(*) These are two more pesky tourists, this time from Nuneaton, England. I couldn’t seem the shake them off my tail.


Filed under Venice

Public transport in Dismal Swamp

If you want to get away from Dismal Swamp, here is one of your options: rail travel. I’ll be happy to take your money sell you a ticket to wherever you want to go.

Bring a cushion, especially if you’re not well padded. Oh, and there’s no Wi-Fi access in any of the carriages. But, that’s a plus, right?

All aboard!











Filed under Atherton

Trieste has interesting architecture

Trieste is only about 2 hours by train from Venice, and well worth a visit, if you have a few spare days and wonder what to do with them.

One activity that can absorb you is observing the many styles of architecture on display in the old part of the city.





There’s some good information on this site, if you want to know more about this city.  Trieste


Filed under Italy

Just typical!

Every time I turn around, there’s one of those little Nissan vans. I’ve found out the model is called S-Cargo.* (Say that with a French accent, and you’ll get it!) This one was parked near a local leash free park, and I deduce the dogs I saw having a good time are members of the circus that is in Dismal Swamp just now. 20150716_144518 I don’t know why Dismal Swamp was one of the chosen venues for the touring group of the Moscow Circus, another mystery of life! Here’s a view of the interior of the vehicle. I was surprised to see it’s an automatic. 20150716_144537 The specifications tell me they were all produced as right hand drive, the motor is 4-cylinder, 1.5 L. This one wasn’t decorated as a wee mouse. 20150716_144606 I assume that when the circus leaves town, that’ll be the last I see of these quirky little vans.

“The Nissan S-Cargo is a small retro commercial van manufactured by Nissan. The styling of the S-Cargo was directly inspired by the appearance of the small postwar French Citroën 2CV Fourgonnette delivery van; it even used a Citroën style single spoke steering wheel. The 2CV was in its final years of production in the late 1980s and had a niche popularity in Japan at this time. Its name was a double entendre meaning both “Small Cargo” as well as “Escargot“, the French word for snail, a nickname for the Citroën 2CV being The Tin Snail.” Wikipedia

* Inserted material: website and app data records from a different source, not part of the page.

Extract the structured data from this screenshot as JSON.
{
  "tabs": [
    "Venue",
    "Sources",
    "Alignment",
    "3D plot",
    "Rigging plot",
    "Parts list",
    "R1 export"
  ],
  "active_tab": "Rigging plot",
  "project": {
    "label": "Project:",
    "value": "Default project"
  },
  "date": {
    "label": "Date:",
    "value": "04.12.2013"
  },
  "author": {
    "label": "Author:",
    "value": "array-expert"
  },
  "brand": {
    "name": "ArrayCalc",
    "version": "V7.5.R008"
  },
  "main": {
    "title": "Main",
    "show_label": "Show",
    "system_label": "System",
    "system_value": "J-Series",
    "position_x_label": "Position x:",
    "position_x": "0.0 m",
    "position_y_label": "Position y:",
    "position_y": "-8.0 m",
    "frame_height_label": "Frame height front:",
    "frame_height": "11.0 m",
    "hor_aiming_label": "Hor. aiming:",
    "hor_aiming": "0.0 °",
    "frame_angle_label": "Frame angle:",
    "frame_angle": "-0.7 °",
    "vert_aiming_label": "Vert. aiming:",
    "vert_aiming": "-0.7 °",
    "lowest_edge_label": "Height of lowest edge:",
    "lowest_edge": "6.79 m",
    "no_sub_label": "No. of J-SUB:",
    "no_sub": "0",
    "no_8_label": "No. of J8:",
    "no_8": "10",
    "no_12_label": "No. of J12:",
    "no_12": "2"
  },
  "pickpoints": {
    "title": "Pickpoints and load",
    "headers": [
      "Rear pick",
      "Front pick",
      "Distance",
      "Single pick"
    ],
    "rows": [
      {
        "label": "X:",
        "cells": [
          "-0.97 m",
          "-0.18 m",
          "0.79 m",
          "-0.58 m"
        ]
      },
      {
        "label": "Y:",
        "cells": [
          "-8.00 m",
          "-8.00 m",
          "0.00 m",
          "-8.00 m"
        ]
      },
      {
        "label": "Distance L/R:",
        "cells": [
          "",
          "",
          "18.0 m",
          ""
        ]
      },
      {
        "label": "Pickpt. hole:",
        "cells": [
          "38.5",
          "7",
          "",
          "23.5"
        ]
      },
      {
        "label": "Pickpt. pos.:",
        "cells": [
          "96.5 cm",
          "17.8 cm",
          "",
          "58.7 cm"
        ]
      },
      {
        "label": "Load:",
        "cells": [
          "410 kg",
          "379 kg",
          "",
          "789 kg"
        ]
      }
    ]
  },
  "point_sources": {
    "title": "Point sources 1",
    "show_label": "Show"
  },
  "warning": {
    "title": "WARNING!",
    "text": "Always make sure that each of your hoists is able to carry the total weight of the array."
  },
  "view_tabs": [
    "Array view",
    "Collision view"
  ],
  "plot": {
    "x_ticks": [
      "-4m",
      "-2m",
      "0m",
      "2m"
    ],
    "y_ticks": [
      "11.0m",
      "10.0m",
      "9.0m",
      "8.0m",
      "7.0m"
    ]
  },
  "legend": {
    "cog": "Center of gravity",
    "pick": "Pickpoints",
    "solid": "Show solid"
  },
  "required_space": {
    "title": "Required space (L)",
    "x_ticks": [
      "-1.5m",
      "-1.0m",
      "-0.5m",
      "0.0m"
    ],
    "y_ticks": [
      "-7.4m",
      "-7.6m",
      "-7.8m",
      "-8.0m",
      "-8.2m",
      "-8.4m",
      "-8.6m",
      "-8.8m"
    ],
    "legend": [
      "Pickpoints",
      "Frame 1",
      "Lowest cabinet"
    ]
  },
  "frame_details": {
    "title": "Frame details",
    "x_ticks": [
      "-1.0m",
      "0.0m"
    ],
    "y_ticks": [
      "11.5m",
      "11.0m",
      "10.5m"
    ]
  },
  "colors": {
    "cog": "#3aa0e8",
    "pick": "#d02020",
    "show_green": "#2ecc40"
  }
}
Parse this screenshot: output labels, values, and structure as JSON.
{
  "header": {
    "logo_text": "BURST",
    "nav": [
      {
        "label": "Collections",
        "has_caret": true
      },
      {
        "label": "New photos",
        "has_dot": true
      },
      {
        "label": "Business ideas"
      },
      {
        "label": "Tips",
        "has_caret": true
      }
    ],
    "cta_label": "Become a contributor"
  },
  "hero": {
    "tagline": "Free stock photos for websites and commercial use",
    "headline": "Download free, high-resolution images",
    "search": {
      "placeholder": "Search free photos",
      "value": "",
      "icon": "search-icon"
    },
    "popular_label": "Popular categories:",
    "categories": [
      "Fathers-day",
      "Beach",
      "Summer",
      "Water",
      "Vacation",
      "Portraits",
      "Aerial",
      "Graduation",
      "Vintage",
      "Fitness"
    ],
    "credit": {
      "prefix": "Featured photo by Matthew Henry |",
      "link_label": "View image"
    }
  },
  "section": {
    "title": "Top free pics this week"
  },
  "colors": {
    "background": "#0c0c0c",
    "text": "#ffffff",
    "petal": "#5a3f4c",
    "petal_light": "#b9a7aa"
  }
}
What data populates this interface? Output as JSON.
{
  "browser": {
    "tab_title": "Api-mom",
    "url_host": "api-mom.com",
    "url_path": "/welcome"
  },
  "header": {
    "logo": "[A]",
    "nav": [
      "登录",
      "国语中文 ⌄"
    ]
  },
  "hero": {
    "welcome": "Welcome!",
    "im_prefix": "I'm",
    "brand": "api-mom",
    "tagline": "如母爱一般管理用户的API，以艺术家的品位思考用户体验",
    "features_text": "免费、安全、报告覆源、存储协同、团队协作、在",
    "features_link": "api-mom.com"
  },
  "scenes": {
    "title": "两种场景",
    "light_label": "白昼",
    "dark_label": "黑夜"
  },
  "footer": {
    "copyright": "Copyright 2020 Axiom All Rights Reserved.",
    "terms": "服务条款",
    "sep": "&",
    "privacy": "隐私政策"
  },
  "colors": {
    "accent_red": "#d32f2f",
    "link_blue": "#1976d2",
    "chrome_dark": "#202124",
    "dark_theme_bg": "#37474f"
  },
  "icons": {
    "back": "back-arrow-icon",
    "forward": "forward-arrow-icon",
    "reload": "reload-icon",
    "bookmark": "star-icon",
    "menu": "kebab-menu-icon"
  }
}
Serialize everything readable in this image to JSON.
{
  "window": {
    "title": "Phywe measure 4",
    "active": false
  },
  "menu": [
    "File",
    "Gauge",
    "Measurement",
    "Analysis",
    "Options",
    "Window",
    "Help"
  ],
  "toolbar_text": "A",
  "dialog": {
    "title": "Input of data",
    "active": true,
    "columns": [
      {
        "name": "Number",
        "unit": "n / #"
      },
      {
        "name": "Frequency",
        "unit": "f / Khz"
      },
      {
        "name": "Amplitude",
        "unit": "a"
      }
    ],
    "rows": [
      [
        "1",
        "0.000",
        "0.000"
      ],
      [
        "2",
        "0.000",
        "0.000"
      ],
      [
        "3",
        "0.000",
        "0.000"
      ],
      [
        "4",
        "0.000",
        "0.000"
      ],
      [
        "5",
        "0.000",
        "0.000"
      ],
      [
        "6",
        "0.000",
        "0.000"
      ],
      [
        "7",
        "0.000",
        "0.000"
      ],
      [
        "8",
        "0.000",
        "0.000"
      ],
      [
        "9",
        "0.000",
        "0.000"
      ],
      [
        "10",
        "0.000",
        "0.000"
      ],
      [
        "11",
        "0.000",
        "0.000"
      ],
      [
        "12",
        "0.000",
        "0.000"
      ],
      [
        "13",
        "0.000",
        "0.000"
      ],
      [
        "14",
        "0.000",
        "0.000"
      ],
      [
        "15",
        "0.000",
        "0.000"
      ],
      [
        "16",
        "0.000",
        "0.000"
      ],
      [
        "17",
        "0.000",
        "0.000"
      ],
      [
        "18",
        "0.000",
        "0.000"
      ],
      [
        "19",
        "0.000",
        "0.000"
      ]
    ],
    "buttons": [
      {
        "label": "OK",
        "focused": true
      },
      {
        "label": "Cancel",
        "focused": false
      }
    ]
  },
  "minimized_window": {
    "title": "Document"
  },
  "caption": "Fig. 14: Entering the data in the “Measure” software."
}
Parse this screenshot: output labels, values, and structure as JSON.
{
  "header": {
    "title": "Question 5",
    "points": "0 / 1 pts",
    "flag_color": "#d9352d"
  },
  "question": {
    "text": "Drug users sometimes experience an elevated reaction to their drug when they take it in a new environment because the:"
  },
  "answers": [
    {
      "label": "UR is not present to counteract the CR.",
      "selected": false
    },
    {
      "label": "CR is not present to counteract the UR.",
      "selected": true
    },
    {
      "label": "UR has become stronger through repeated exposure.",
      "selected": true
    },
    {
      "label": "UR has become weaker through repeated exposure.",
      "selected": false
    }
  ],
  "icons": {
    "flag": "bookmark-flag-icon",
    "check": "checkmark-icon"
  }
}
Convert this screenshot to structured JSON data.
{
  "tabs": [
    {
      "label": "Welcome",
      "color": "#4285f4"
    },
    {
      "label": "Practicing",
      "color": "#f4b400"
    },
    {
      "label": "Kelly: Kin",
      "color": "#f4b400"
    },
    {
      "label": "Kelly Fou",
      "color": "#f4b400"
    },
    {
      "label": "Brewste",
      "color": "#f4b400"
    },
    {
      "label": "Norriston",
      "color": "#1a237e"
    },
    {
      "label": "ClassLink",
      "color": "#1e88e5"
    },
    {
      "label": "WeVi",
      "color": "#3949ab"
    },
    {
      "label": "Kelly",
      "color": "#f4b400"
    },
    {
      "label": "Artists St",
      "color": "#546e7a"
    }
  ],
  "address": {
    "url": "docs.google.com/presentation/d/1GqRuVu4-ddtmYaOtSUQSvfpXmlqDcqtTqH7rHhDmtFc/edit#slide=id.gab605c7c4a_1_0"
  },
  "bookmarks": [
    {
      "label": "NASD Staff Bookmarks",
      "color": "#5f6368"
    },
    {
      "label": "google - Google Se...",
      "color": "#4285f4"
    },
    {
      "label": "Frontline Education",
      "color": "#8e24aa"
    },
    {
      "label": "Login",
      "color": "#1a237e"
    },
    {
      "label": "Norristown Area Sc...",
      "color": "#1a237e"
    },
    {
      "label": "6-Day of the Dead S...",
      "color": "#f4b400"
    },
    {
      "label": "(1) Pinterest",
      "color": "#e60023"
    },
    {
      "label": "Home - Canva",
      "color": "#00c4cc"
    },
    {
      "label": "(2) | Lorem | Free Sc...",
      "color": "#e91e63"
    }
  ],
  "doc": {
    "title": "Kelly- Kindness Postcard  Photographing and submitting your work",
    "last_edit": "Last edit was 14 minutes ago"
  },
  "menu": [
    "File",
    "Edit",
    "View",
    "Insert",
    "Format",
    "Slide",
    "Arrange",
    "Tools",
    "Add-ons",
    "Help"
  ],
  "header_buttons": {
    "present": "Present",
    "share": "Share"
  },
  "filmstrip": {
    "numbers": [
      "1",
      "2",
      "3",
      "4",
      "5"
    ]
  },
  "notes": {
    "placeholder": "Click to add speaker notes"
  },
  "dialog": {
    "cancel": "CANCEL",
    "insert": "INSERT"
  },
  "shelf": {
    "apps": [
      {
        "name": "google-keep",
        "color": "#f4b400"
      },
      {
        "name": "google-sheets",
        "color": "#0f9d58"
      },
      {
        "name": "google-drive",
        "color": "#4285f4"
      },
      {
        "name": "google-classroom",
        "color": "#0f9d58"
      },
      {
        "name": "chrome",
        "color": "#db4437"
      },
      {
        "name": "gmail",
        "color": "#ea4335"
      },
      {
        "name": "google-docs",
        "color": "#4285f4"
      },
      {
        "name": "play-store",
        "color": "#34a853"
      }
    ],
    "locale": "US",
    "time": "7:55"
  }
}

Filed under Atherton

Il topo (The mouse)

Spotted on a street in Dismal Swamp, this cheeky little vehicle. At first glance I thought it was a Citroen, but a closer look revealed it’s a Nissan product.





Filed under Atherton


The church known as Orsanmichele is located on a main thoroughfare in Florence. People walking past may notice statues of the patron saints of various guilds on the facades of the church. These statues are copies. To see the  originals from the late 14th century, you need to visit the museum, which is tucked in behind the church. The museum is open on Monday, and admission is free. It’s well worth a visit, even though there are many steps to climb to gain access! As an added bonus, you’ll get some panoramic views of Florence through the windows on the top floor of the museum.

When you walk around behind the church, be sure to look up at the façade of the museum building, it’s quite beautiful. 20150439 20150441-002 20150442 20150443


Filed under Florence